Eliana: “I’ve already lost so much time”

Until recently, Cinderella was one of the most popular fairy tales. There are many versions all over the world, and it’s difficult to find a woman who doesn’t know the plot: a young woman is exploited by her stepmother when her father dies—and due to her extraordinary beauty—is saved by a charming prince. One of the most frequent criticisms of the tale is that Cinderella has no agency; her life is entirely determined by others. If you were Cinderella—scorned, abused, broke—what would you be able to do on your own? Elaina, an entrepreneurial mother of three boys and victorious survivor of twenty years of domestic violence, earned her freedom through the sheer force of her will power. Her story is amazing, far more impressive than any fairy tale.

When Elaina was a teenager, she was prohibited from participating in the every day activities of most teenagers. Her father’s greatest fear was that she (and her sisters) would become pregnant. “It wasn’t so much us getting pregnant; (he was terrified of) being embarrassed in front of his family. When we married, he said, ‘Phew, of all my siblings, my daughters were the only ones who weren’t pregnant when they married’.” Because of the restrictions she faced at home, she got married when she was seventeen. She believes that the decision to marry “was a way to escape, to break free.”

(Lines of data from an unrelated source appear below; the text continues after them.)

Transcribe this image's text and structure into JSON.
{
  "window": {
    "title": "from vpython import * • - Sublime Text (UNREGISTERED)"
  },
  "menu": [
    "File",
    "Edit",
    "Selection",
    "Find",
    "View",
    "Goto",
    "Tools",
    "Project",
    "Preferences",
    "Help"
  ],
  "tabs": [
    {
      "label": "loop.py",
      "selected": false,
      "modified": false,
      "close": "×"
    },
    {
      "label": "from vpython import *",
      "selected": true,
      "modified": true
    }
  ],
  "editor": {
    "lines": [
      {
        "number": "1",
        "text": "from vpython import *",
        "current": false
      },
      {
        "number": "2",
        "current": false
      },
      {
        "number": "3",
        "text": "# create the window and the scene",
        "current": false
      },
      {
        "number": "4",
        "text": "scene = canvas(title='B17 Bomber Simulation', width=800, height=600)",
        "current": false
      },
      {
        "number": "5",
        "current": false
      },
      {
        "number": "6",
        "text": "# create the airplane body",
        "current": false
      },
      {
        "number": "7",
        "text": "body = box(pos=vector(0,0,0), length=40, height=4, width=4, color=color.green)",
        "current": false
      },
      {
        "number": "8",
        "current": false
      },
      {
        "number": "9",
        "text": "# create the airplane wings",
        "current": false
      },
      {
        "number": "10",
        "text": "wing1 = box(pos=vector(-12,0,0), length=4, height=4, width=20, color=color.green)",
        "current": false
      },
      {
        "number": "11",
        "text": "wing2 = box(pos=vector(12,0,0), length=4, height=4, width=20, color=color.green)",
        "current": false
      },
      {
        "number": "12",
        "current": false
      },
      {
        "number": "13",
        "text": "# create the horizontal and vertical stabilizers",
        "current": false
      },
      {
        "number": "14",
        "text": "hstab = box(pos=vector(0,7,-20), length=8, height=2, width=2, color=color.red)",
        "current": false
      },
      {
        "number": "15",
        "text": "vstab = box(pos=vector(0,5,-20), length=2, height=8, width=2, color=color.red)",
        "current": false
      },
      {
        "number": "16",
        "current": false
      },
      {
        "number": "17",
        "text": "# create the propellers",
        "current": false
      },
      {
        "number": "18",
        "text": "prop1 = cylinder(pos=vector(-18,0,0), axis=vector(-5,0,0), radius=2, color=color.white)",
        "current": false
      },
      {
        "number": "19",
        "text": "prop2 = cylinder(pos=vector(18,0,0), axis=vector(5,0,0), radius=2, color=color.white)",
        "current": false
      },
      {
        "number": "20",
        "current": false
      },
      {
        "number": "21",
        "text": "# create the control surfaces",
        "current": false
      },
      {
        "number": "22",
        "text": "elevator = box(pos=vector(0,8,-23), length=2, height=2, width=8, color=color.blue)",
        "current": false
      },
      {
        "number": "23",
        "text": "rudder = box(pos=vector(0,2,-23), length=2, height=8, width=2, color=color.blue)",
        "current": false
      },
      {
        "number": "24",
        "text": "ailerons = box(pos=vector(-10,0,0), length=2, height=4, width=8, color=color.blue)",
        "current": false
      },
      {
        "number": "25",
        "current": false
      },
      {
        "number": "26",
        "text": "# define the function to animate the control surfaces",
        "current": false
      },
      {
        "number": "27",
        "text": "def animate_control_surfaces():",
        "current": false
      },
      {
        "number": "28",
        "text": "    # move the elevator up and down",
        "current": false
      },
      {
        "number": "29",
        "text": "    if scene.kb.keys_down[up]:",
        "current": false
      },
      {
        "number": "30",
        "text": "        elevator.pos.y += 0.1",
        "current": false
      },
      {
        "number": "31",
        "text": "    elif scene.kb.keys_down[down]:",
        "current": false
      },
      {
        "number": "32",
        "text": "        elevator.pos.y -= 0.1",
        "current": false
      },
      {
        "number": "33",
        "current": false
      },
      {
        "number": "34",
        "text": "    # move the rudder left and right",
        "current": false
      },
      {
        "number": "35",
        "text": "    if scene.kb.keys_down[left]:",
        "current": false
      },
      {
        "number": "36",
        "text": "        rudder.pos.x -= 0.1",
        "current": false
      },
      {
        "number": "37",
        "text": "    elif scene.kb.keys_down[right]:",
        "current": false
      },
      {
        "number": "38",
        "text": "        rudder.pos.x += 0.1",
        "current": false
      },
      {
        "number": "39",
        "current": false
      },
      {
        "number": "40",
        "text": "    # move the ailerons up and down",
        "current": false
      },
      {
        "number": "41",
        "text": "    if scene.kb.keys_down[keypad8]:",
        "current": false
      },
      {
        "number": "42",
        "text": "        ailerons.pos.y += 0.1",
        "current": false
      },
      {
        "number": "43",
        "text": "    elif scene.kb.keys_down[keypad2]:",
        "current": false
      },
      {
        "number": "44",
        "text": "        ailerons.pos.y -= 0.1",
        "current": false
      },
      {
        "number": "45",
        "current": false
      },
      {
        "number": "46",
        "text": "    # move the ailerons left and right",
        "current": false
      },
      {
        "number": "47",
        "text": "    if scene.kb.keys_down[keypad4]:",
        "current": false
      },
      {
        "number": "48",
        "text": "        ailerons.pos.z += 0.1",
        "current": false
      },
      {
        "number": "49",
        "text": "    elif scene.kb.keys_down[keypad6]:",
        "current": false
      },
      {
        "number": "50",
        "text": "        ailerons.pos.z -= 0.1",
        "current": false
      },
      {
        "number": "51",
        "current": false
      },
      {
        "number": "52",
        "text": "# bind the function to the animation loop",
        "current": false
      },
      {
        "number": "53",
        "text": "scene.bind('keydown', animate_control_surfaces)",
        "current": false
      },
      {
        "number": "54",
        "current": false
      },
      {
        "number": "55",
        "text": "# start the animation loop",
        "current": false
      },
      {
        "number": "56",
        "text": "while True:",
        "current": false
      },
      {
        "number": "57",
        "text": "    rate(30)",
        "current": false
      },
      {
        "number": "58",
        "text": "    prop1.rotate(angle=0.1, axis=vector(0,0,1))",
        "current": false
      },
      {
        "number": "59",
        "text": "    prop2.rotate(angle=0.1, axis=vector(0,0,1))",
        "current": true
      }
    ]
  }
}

Eliana personifies being in a good mood. She loves to laugh and can make conversation with anyone. It’s easy to miss the physical and emotional scars she carries, but they exist and are deep. Her marriage was not an escape; it was a nightmare. From the very beginning, she understood that her husband was abusive, but the external message was that it was her fault (she didn’t take care of him, didn’t fix her hair, didn’t cook his favorite food), and she internalized the blame. After nearly nine years of marriage, Elaina began researching about domestic violence to understand what was happening to her and she realized that it really was not normal.
People ask why she tolerated the abuse for twenty years. Despite being a question that no one has the right to ask, she has a clear answer. He isolated her from her family, she didn’t have a support network, she had no money (because he didn’t allow her to work outside the home), he used her name to accumulate debts, and she had to think about her three children. She was very afraid all the time, trembled when he came home, and he did everything to feed her terror. He assaulted Eliana almost every day. When they would leave the house, he held the money and the key. If someone looked at her, or he imagined that she was looking at someone, he would beat her. One day, he hit her on the bus, and she didn’t leave because she had nowhere to go—without the key she couldn’t even go to her house. The question that people should ask is how did she have the courage to leave, given those conditions?

One day, something shifted and she was no longer afraid. That day, she called the police, but it was already 5PM, and the police department that deals with domestic violence was closed for the day. The police officer told her that she needed to file her complaint the next day. That night, her husband tortured her—he put a knife to her neck and pinned her against the wall. He threatened to kill her. Suddenly, free of the fear that had dominated her life, she said “if you don’t want me to go, then kill me now, because I am going.” To this day, she doesn’t understand what changed. It took a few more years, but eventually she divorced him.

Selling clothes helped her get out of the abusive relationship. In the most desperate moments of her marriage, her sister encouraged her to work and have more autonomy. Eliana bought clothes in a neighborhood in São Paulo known for having wholesale prices and sold everything in a few days. With the money she earned, she managed to do several things for the first time in her life. “I’d never been to a movie theater in my life and I went to the movies after I started working (in her early thirties). I went to see Harry Potter with the boys. It was wonderful to be able to pay for everyone with my money. What gave me joy was that.”

When she started selling clothes, her husband stopped working and never again contributed financially at home. Her sales did not cover the bills and her sister got her a job, doing housecleaning. “I don’t like to work (in a family’s home), not because it’s not decent work, it’s because I think it’s very humiliating. The service isn’t valued or recognized, and you end up doing things that you shouldn’t have to.” With the current economic crisis in Brazil, her boss often refer to a friend’s maid or an employee in the store they own and says, “with this crisis I can just fire them, because so many people are looking for jobs.” In addition to the subtle threat of being fired if she doesn’t do what the boss wants, there are no limits on what they understand she can and should do. She cooks, cleans, washes and irons clothes twice a week (Brazilian law requires that someone who works three days a week be given full time employment status). When she isn’t working, they do no domestic chores, so the two days she works is actually an accumulation of the other five days.
Elaina deals with the daily humiliations that are part of housecleaning because she has a long-term dream, to open her own store. She has been pursuing this ever since 2013 when she finished high school, divorced her husband and starting taking driver’s education classes. “Now I have the desire to dress up, get up early, and do everything I have to do. I can’t sit still. I worry that I’m wasting time. I always have to be doing something, and if not I feel useless. In my head, I’ve already lost a lot of time.”

Today, her biggest challenge is to open her own store. “I think a store, either online or brick and mortar, will give me self-esteem. I need a job that will give me dignity, that I have pride in—that will make me want to get up every day and do what I like, what I want. I want to do what I like.”